Problem statement: Every line below that holds the word "Delete" counts once; please tally them and give only the total.

Supplied data:
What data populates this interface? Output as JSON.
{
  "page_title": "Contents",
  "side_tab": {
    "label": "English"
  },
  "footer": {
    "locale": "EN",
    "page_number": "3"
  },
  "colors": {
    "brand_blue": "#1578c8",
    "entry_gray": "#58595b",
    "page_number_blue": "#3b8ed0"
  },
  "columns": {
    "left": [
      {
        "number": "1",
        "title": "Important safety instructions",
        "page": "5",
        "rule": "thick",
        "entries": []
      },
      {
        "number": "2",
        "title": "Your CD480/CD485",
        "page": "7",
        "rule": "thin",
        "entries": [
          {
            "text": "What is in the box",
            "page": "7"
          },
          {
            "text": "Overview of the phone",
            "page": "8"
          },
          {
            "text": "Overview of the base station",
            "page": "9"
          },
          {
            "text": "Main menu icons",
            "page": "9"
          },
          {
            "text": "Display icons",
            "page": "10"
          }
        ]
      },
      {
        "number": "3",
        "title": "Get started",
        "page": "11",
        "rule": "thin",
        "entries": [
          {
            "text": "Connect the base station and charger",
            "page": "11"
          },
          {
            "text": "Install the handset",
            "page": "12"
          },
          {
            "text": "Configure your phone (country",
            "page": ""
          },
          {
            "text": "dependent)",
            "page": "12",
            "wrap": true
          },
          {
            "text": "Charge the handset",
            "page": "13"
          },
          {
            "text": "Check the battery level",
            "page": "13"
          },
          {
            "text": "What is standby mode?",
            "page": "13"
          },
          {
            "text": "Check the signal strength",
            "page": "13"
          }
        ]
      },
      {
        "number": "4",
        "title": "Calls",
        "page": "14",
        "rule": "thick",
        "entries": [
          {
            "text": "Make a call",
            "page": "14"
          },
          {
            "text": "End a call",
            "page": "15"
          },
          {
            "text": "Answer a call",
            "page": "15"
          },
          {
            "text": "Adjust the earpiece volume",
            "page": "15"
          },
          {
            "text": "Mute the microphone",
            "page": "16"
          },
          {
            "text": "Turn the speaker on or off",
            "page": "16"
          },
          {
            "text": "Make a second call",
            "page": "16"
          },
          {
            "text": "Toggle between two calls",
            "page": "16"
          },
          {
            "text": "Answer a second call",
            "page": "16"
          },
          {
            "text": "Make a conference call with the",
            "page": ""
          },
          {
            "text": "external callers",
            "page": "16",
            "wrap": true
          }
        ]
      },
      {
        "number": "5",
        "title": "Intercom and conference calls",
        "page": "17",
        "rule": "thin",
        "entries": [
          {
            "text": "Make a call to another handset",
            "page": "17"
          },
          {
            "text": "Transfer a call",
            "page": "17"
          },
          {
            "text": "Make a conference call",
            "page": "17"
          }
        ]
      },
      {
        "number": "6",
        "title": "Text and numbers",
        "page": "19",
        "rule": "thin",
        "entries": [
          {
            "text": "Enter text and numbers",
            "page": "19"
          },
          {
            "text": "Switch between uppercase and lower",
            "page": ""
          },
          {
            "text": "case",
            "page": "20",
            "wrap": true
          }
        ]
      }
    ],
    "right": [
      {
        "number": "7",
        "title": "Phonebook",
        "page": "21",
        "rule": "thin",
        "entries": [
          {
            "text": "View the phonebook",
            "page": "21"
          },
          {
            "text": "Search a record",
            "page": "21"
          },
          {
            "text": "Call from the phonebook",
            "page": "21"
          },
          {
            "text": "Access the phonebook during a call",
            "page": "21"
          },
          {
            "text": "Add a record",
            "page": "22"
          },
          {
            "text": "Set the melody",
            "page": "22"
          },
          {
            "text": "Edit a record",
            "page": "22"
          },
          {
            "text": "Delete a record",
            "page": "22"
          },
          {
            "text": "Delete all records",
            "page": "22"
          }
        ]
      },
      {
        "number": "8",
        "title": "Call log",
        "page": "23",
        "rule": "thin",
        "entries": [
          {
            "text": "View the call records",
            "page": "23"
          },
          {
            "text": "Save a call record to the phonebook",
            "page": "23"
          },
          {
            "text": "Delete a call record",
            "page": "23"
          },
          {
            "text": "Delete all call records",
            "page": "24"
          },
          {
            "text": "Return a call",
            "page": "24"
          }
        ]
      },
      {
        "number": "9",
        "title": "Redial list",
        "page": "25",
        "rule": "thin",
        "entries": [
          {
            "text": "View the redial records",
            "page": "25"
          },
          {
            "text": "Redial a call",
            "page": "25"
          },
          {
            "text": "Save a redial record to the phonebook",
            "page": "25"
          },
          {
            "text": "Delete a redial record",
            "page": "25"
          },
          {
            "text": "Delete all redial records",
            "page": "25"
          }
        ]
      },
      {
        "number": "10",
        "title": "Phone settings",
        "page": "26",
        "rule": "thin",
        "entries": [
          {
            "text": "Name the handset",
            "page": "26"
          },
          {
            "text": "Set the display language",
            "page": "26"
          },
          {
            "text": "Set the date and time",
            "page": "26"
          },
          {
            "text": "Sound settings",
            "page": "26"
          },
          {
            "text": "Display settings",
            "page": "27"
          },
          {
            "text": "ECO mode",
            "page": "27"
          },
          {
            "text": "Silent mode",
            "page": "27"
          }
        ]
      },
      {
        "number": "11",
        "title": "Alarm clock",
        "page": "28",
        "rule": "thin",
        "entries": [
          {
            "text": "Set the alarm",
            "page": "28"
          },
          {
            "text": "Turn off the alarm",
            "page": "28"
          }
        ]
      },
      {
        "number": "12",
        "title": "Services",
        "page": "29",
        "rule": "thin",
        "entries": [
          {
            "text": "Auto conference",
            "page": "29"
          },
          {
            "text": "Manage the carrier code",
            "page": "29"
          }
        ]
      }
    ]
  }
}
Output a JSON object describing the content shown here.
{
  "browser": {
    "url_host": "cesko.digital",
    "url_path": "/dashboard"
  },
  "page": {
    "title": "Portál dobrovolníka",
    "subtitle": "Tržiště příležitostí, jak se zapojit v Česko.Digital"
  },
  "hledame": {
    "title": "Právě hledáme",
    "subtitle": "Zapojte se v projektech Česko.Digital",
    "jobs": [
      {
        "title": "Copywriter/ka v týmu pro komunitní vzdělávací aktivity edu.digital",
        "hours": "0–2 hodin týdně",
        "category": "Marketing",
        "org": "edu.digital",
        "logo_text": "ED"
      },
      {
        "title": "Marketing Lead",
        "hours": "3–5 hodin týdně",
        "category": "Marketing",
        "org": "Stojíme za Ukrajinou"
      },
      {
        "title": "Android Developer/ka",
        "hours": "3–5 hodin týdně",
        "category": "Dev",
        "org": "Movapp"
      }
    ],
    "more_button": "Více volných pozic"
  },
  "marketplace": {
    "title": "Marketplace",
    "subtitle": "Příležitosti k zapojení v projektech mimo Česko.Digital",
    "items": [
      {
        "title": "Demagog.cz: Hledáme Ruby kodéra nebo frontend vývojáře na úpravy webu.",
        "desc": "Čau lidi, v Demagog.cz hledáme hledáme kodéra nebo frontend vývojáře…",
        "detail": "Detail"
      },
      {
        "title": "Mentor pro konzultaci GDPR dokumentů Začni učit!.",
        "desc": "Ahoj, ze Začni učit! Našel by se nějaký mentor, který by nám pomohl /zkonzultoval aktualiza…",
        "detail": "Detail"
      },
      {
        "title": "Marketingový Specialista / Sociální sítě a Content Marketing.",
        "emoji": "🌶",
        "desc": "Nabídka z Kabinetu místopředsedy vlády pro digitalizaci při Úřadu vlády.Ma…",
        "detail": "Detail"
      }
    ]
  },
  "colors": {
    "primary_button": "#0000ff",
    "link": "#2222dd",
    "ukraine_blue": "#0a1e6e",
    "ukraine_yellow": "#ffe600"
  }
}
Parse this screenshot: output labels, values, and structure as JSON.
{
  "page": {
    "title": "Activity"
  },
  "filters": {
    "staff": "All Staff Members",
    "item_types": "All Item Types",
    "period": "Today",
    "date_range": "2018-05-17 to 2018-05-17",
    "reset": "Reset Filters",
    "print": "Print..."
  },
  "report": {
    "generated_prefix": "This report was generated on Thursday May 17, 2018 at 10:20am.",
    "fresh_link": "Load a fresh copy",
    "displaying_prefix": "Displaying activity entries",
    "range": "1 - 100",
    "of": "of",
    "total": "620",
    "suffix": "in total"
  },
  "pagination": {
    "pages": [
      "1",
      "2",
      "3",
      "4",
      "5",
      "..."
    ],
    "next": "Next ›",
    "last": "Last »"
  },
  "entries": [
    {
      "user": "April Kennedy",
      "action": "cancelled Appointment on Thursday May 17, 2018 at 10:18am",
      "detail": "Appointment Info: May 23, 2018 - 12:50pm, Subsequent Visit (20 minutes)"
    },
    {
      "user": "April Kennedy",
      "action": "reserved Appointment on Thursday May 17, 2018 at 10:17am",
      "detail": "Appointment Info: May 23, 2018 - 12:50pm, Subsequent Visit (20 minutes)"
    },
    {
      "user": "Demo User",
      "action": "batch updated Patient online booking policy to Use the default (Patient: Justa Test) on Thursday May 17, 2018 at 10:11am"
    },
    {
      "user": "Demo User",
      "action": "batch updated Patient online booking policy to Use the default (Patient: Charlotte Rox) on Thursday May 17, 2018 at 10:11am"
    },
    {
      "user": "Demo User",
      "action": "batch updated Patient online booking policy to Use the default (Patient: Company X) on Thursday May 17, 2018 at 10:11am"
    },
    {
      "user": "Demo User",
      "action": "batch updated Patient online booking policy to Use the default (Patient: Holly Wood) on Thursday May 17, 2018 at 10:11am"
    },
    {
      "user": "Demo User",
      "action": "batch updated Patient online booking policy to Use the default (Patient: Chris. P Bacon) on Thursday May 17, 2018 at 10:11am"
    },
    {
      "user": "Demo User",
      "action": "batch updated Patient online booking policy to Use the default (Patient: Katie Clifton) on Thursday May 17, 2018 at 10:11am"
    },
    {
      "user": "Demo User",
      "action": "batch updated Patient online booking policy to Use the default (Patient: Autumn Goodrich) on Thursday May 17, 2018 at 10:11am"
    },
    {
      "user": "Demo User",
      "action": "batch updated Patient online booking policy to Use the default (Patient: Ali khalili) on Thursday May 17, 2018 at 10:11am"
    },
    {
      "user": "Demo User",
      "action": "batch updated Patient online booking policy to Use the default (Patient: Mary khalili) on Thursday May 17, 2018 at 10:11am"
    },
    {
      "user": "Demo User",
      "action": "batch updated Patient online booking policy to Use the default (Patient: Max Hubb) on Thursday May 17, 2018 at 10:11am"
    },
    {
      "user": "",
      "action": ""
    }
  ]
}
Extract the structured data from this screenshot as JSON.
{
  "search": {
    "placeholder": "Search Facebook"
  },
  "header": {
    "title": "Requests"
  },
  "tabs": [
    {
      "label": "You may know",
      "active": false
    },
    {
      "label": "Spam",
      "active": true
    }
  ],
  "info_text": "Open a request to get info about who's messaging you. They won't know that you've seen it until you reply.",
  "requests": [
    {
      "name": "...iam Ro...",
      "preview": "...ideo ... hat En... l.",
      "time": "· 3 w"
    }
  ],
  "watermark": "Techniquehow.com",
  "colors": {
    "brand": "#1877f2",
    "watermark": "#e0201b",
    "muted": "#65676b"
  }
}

Expected answer: 6